The loss of Turner Field also means the loss of hundreds of part-time jobs, a crushing blow for a neighborhood where the median income is $15-$20K lower than where the new stadium will be built. If you're thinking, well why don't the old employees just drive to the new stadium? That seems like a good idea, if state government didn't just recently strike down a bill that would have extended public transportation from Atlanta to Cobb County.

The Braves management, for their part, haven't done anything to heal the wounds caused by the planned relocation. Try to name a Braves player other than Freddie Freeman and it's almost a certainty that player has been traded away. Andrelton Simmons, Jason Heyward, Justin Upton, Evan Gattis, all gone. The capper was a trade of all-star closer Craig Kimbrel on the eve of last year's opening day. General manager John Coppolella will point to his stacked farm system and dismiss those who don't believe in his "vision." I mean, what's so wrong about being the 76ers of baseball? But Braves fans, who can fill entire storage units up with worthless jerseys of their ex-favorite players, are not as sympathetic. Is it possible the Braves have sacrificed the last few seasons as a subtle middle finger to the city who refused to scrounge its citizens to pay for stadium upgrades? Would it surprise anyone to see them go all out this upcoming offseason to once again have a championship contending team when the Cobb County stadium opens?

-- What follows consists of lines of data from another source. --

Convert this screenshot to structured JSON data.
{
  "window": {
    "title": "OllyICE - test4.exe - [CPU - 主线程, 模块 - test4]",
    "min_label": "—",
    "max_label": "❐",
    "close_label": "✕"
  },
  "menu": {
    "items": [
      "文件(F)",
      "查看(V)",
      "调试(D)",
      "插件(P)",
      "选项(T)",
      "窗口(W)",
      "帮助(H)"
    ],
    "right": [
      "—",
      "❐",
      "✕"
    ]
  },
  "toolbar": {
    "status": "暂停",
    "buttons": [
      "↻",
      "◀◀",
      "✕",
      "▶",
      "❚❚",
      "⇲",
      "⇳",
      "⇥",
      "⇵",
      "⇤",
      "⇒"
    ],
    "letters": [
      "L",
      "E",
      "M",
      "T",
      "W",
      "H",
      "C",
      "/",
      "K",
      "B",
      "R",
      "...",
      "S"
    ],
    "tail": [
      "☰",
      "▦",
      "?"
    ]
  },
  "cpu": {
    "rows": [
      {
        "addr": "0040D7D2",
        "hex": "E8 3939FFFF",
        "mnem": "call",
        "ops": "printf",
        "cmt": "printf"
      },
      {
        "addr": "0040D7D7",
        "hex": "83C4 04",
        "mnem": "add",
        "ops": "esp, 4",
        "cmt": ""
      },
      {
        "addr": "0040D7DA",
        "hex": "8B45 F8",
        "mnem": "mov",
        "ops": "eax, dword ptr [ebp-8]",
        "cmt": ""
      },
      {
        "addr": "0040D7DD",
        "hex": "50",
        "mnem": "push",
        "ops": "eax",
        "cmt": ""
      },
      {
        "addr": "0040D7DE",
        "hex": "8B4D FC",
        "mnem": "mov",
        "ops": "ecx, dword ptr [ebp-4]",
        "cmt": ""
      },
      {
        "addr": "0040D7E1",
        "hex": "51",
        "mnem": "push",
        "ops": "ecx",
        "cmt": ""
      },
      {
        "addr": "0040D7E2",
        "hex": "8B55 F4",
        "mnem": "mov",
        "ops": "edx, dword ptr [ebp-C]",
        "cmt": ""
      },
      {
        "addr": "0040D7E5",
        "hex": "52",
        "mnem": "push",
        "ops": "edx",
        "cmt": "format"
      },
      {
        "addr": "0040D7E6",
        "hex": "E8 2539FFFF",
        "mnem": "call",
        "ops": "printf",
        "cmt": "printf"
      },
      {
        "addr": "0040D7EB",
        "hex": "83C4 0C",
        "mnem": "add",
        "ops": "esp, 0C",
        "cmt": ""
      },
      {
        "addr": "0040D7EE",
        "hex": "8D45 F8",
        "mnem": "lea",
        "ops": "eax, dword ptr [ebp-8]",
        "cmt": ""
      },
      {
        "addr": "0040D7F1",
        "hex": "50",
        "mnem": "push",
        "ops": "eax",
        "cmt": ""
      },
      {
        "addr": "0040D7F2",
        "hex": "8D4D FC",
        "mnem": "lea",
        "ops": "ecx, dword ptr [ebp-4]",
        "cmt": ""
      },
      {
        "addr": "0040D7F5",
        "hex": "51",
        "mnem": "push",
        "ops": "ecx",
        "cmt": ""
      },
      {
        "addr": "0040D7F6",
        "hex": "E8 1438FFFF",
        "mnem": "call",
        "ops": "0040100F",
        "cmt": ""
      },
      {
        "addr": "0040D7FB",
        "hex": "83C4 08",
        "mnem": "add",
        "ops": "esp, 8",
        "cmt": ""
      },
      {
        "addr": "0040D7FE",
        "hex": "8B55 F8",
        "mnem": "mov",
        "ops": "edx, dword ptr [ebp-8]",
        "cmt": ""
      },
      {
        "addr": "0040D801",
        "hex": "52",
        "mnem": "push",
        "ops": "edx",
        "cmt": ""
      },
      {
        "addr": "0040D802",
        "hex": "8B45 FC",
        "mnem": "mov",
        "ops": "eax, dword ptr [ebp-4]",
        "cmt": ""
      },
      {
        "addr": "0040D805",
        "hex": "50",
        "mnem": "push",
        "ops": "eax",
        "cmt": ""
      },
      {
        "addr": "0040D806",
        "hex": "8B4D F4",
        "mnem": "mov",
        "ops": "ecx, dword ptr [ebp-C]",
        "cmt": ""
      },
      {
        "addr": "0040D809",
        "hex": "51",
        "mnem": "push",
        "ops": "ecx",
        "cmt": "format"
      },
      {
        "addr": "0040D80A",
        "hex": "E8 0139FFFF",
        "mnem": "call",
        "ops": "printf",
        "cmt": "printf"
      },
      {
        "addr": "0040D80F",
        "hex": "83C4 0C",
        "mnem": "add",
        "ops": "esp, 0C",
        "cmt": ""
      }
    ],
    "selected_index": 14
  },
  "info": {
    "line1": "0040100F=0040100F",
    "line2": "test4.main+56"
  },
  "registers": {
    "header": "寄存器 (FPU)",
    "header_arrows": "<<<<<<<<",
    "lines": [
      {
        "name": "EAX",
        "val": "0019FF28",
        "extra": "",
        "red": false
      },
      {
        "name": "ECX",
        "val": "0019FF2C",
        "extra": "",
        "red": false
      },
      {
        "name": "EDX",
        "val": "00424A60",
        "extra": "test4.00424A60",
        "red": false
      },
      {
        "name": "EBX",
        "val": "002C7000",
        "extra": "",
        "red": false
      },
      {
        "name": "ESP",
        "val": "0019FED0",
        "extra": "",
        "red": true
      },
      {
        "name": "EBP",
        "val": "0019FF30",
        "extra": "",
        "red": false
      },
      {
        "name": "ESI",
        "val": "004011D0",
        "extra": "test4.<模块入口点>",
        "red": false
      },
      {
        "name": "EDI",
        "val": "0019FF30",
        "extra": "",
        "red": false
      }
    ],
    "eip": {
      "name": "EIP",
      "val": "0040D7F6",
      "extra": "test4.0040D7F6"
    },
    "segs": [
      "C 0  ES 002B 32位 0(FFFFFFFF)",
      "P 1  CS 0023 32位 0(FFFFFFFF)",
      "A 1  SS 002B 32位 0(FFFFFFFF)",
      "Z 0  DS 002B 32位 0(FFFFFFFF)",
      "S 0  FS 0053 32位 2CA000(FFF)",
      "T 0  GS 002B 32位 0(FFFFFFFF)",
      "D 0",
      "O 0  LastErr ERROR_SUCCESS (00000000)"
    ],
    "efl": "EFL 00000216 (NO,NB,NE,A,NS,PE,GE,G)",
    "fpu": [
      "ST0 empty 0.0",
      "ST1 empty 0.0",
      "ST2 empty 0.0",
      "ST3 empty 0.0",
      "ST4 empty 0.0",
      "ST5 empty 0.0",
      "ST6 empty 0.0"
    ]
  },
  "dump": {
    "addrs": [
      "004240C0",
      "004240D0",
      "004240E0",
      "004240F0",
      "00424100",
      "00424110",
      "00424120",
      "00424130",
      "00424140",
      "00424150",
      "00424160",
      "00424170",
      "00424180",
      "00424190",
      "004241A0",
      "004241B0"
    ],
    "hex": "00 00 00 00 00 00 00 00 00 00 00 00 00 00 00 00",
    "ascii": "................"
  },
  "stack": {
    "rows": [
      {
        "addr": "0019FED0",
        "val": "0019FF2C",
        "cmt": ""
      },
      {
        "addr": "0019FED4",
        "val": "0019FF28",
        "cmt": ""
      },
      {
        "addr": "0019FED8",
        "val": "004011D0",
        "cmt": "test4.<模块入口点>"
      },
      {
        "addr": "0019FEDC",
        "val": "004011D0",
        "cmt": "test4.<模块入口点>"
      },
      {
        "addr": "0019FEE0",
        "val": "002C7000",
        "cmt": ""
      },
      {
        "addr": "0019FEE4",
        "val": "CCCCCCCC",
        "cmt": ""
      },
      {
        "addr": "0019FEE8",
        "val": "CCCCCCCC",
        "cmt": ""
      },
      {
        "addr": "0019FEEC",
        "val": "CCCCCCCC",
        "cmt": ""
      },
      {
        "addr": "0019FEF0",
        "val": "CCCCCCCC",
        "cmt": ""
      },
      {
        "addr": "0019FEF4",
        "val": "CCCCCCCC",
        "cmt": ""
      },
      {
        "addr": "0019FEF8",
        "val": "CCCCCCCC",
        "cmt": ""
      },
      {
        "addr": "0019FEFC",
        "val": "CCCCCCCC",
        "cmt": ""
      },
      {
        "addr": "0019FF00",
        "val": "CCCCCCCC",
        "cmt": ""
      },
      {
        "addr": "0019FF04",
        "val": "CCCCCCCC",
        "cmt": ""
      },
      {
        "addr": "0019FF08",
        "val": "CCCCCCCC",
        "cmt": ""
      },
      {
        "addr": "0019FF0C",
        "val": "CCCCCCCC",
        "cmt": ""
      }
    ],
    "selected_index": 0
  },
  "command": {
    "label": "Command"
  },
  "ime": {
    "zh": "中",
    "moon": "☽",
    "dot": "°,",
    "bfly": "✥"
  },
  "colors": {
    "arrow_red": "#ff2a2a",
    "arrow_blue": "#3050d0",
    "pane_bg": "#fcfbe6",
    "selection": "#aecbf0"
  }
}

If you measure a franchise's success by the amount of support and enthusiasm surrounding the team, the Atlanta Braves are a Chernobyl-esque disaster -- but it's not just the fans in Atlanta who should be concerned. A historic franchise moving away from the city that fostered it sets a dangerous precedent that is guaranteed to be cited by the avaricious owners of the future. We are entering an age where owners chase money from local government like Kevin Durant in free agency. The new "The Decision" will be Daniel Snyder announcing whether or not he will be moving the Redskins to Richmond. The sad truth is, when courageous city governments stand up to billionaire owners, it's the city that loses, because owners will always find another Tim Lee who will is willing to accost his citizens for a good deal.